Other problem statements and hypotheses can be used and tested, but remember that there should only be one variable, such as different types of marbles, or different ramp slopes, or different surfaces, etc. Remind the students that the purpose of the experiment/science fair project they will perform is not to be correct, but to learn information by working like a scientist.
- Test Your Hypothesis by Doing an Experiment
- Design, then Follow Your Procedure
- Gather Your Materials
Depending on the experiment, the students may need (a) glass and/or steel marbles, tubes, such as cardboard tubes from wrapping paper or 3-foot long wooden boards, for ramps, (b) yardsticks or measuring tapes to perform measurements of the distance traveled, (c) different surfaces, such as a rug and a linoleum floor, (d) tape, (e) paper, and (f) pencils.
Guidelines to setting up the ramps:
- Have the students use the ruler to mark their papers showing one inch increments that they can tape to the wall. In this way, students can set the top of their ramp at a 2-inch height, a 4-inch height, a 6-inch height, an 8-inch height, and a 10-inch height (as an example).
- Depending on their experiment, the students can predict if the marble(s) will roll farther and farther with each increase in height of the ramp. If they are performing an experiment on increasing ramp heights (increasing slopes), they should only use one type of marble at a time, as the variable in this experiment would be the slope of the ramp. Capture all data to organize on a chart.
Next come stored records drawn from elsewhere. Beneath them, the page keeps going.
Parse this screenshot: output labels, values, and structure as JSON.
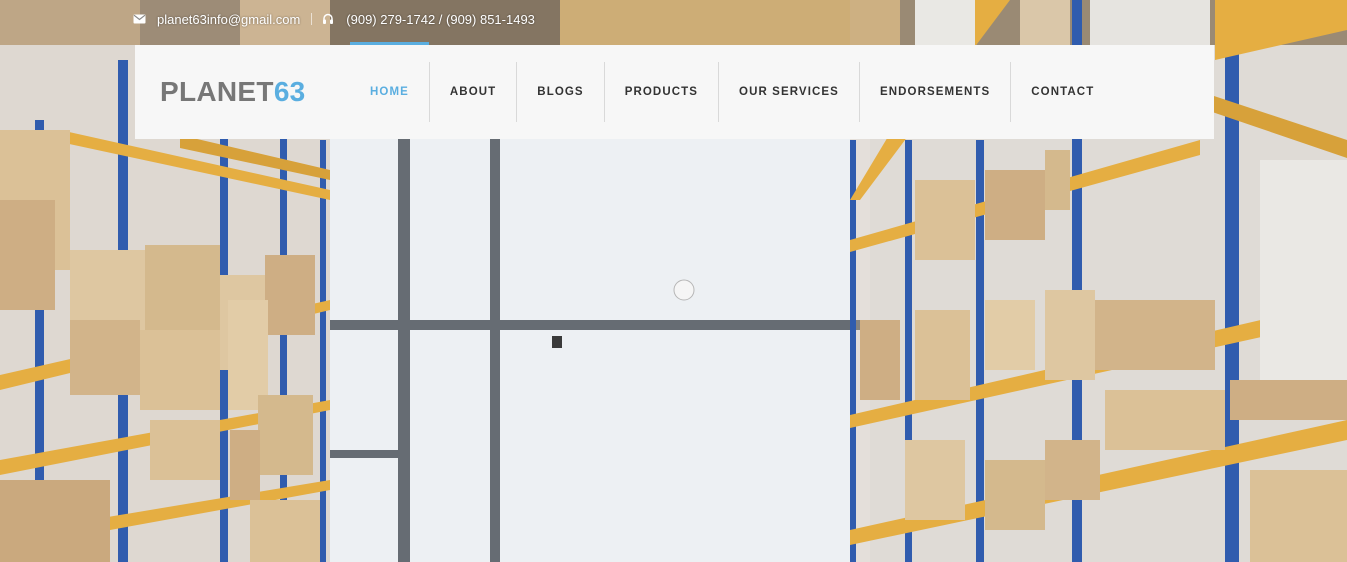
{
  "topbar": {
    "email_icon": "envelope-icon",
    "email": "planet63info@gmail.com",
    "phone_icon": "headset-icon",
    "phones": "(909) 279-1742 / (909) 851-1493"
  },
  "brand": {
    "logo_main": "PLANET",
    "logo_accent": "63",
    "accent_color": "#5aaee0"
  },
  "nav": {
    "items": [
      {
        "label": "HOME",
        "active": true
      },
      {
        "label": "ABOUT"
      },
      {
        "label": "BLOGS"
      },
      {
        "label": "PRODUCTS"
      },
      {
        "label": "OUR SERVICES"
      },
      {
        "label": "ENDORSEMENTS"
      },
      {
        "label": "CONTACT"
      }
    ]
  }
}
- Following an experiment using a series of trials with a glass marble rolling down increasing heights of slopes, they can perform the same experiment with the steel marble to see if they get similar results.
- Another series of experiments could be keeping the ramp at the optimal height (this can be discovered in the above mentioned experiment) and test out the difference between the glass and the steel marble ….. or using only one type of marble and work across different floor surfaces, etc.
- Remind the students to collect and organize their measurements that they gather so they will be able to analyze the information once the experiment is completed.
- Analyze Your Data and Draw a Conclusion. After the activity, discuss the results with the students. For example, they should discover that with increasing ramp slopes, there is a point at which the marbles travel less far. This is due to the increased amount of bounce ….bounce causes the marble to lose energy, therefore it cannot travel as far.
- Communicate Your Results. After discussing the results, have the students record their results in a project report similar to the chart below. You can also collect the data from other test groups in other classrooms to increase the size of your trials/sample size.
Before you go, check out this article that discusses science fair project judging.
Emily Anderson is a mother of three children, all under the age of 10. Located in the Pacific Northwest of the US, Emily is a mom and part-time blogger, jumping in front of the computer when the kids are sleeping. She started this blog in April of 2019 and is proud that the blog is now paying for itself. If you want to know about her journey as a blogger, check out out her personal digital journal or her post about failing her way to blogging success.